I thought about the topic of this particular post while I was waiting for my carry-on at the “security” check point. The guy operating the x-ray machine looked perplexed while looking at the pink and purple picture of my bag. Just for kicks, I thought I’d make the list of the items that I’ve tested and can make it through the Albuquerque check point:

  • a 2.5″ diameter cardboard tube (it has pictures rolled inside there, christmas present for my parents and in-laws who, hopefully, don’t read my blog yet)
  • a camera tripod (with the head unscrewed so it can fit in the carry-on. I guess that makes it just a really big metal stick.)
  • frozen green chili (wrapped up in plastic, then in paper and then in plastic again.

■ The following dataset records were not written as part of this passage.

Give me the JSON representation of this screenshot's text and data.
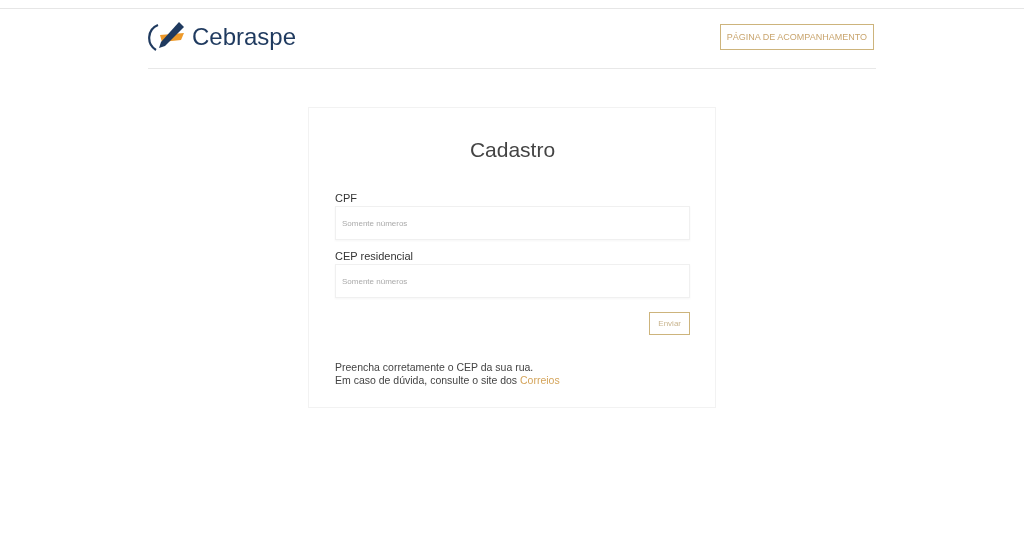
{
  "header": {
    "brand": "Cebraspe",
    "link_button": "PÁGINA DE ACOMPANHAMENTO"
  },
  "form": {
    "title": "Cadastro",
    "fields": [
      {
        "label": "CPF",
        "placeholder": "Somente números"
      },
      {
        "label": "CEP residencial",
        "placeholder": "Somente números"
      }
    ],
    "submit": "Enviar",
    "note": "Preencha corretamente o CEP da sua rua.",
    "help": {
      "text": "Em caso de dúvida, consulte o site dos",
      "link": "Correios"
    }
  }
}
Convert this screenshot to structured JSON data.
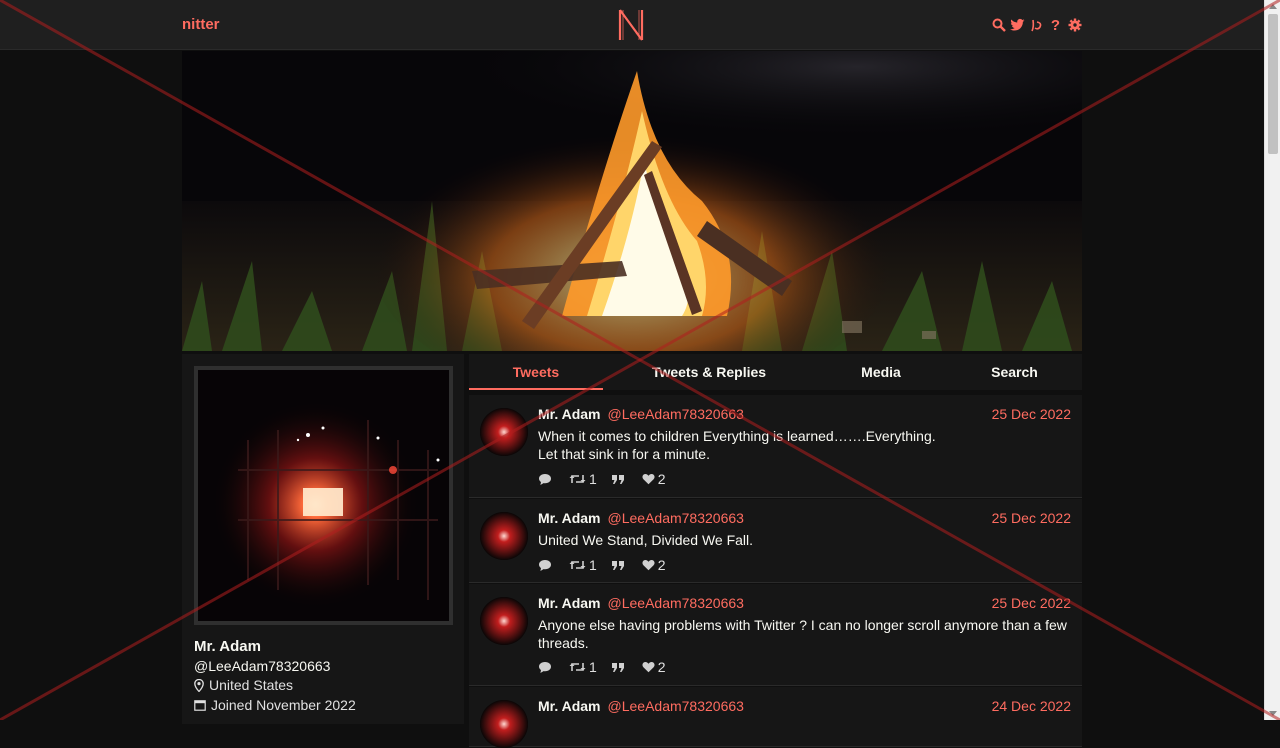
{
  "nav": {
    "brand": "nitter",
    "icons": [
      "search-icon",
      "twitter-bird-icon",
      "rss-icon",
      "help-icon",
      "settings-gear-icon"
    ]
  },
  "colors": {
    "accent": "#ff6c60",
    "bg": "#0f0f0f",
    "panel": "#161616",
    "nav": "#1f1f1f"
  },
  "profile": {
    "name": "Mr. Adam",
    "handle": "@LeeAdam78320663",
    "location": "United States",
    "joined": "Joined November 2022"
  },
  "tabs": [
    "Tweets",
    "Tweets & Replies",
    "Media",
    "Search"
  ],
  "tweets": [
    {
      "fullname": "Mr. Adam",
      "username": "@LeeAdam78320663",
      "date": "25 Dec 2022",
      "lines": [
        "When it comes to children Everything is learned…….Everything.",
        "Let that sink in for a minute."
      ],
      "stats": {
        "comments": "",
        "retweets": "1",
        "quotes": "",
        "likes": "2"
      }
    },
    {
      "fullname": "Mr. Adam",
      "username": "@LeeAdam78320663",
      "date": "25 Dec 2022",
      "lines": [
        "United We Stand, Divided We Fall."
      ],
      "stats": {
        "comments": "",
        "retweets": "1",
        "quotes": "",
        "likes": "2"
      }
    },
    {
      "fullname": "Mr. Adam",
      "username": "@LeeAdam78320663",
      "date": "25 Dec 2022",
      "lines": [
        "Anyone else having problems with Twitter ? I can no longer scroll anymore than a few threads."
      ],
      "stats": {
        "comments": "",
        "retweets": "1",
        "quotes": "",
        "likes": "2"
      }
    },
    {
      "fullname": "Mr. Adam",
      "username": "@LeeAdam78320663",
      "date": "24 Dec 2022",
      "lines": [],
      "stats": {
        "comments": "",
        "retweets": "",
        "quotes": "",
        "likes": ""
      }
    }
  ]
}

To be fair, it is Albuquerque, so they may be very familiar with what green chili looks like under x-ray.)
  • a bunch of electronic things (ipod, fm transmitter, headphones) with all the cords mangled together.

and finally, the one which really surprises me

  • two home made fruit cakes (made by my wife I should mention so nobody thinks I can actually cook). This is my mom’s recipe which is as dense as steel and each cake is wrapped in gauze (and drenched in brandy, hmmmmmm), then wrapped in plastic foil and then wrapped in tin foil. I can’t believe that looks like anything intelligible on an x-ray.

Thank god for airport security keeping me and my holiday festivities safe!